Koch-Backed Group Calls for no More National Parks
Remember the Koch brothers? They're industrialists and businesspeople who own the second largest privately owned company in the United States (with 2013 revenues of $115 billion); their main business is in manufacturing, refining, and distribution of petroleum.
Remember the Koch brothers? They’re industrialists and businesspeople who own the second largest privately owned company in the United States (with 2013 revenues of $115 billion); their main business is in manufacturing, refining, and distribution of petroleum. There’s nothing wrong per se with working with fossil fuels, but the Koch brothers are on an entirely whole new level: they bribe scientists to speak against global warming, they’re lobbying to rewrite science textbooks and leave global warming out and they’re trying to make climate scientists look like terrorists – among many others. To sum it up, they invest a lot of money and they do a lot of lobby to make it seem like the oil business is doing nothing wrong. Now, it seems like they want to take National Parks off the table.
In a recent op-ed published in Tuesday’s New York Times, Reed Watson, the executive director at the Koch-backed Property and Environment Research Center (PERC), called for no more National Parks.

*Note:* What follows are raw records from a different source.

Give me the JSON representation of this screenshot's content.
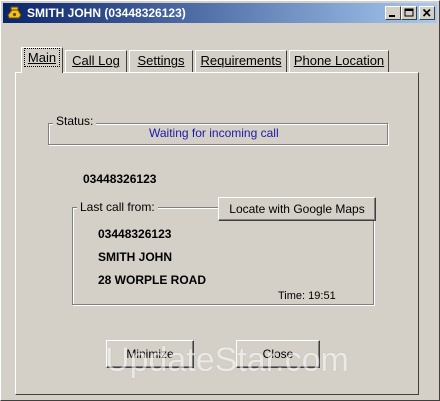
{
  "window": {
    "title": "SMITH JOHN (03448326123)"
  },
  "tabs": [
    {
      "label": "Main",
      "active": true
    },
    {
      "label": "Call Log",
      "active": false
    },
    {
      "label": "Settings",
      "active": false
    },
    {
      "label": "Requirements",
      "active": false
    },
    {
      "label": "Phone Location",
      "active": false
    }
  ],
  "status": {
    "label": "Status:",
    "text": "Waiting for incoming call",
    "text_color": "#1a1aa8"
  },
  "current_number": "03448326123",
  "last_call": {
    "label": "Last call from:",
    "number": "03448326123",
    "name": "SMITH JOHN",
    "address": "28 WORPLE ROAD",
    "time_label": "Time:",
    "time_value": "19:51"
  },
  "buttons": {
    "locate": "Locate with Google Maps",
    "minimize": "Minimize",
    "close": "Close"
  },
  "watermark": "UpdateStar.com",
  "colors": {
    "titlebar_start": "#0a246a",
    "titlebar_end": "#a6caf0",
    "face": "#d4d0c8"
  }
}
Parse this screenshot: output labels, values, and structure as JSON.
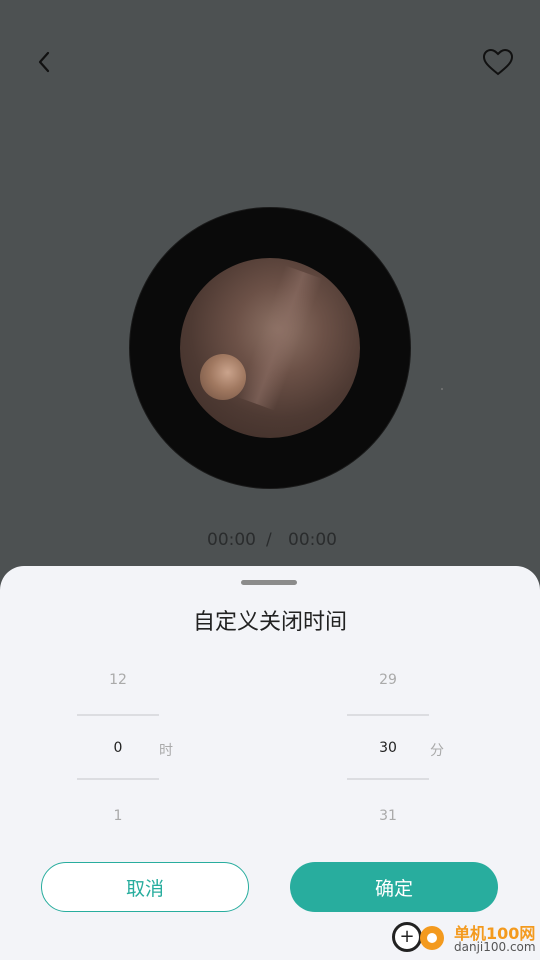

“True conservation is taking care of the land and water you already have, not insatiably acquiring more and hoping it manages itself,” the op-ed reads. “Let’s maintain what we’ve already got, so we can protect it properly,” it concludes.
There’s something ironic in how the authors speak about “true conservation”, when they have pushed time and time again for the privatization of America’s national parks and other public lands – an idea heavily criticized by scientists. When you also consider that oil drillers have a personal interest in declaring no more National Parks, things start to become a bit more clear – more parks means less area where you can drill. Furthermore, PERC has received significant contributions from Koch-backed organizations, including from Donors Trust, which has been called the “dark-money ATM of the right.” Watson also criticized the protection of wilderness, arguing that “land management agencies [should] turn a profit” by removing restrictions on timber and energy development. All in all, he’s hardly the guy that should talk about “true conservation”.
But the op-ed moves even farther, asking to stop one of the few park programs which have actually been successful on a large scale: the Land and Water Conservation Fund (LWCF). The LWCF is a Federal program that was established by Act of Congress in 1965 using funds from offshore oil and gas development fees to support the acquisition of land and water, and easements on land and water across the country. Members of Congress from both parties have called for full funding of the LWCF before it expires, precisely because it worked so good. But PERC doesn’t agree, and their oil and gas allies in Congress continue to back them up.
They do make one valid point: National Parks are understaffed and underfinanced, but the solution is obviously to fund them more, not to eliminate them or stop creating new parks. Hopefully, it won’t be this kind of lobby that decides environmental legislation in the US.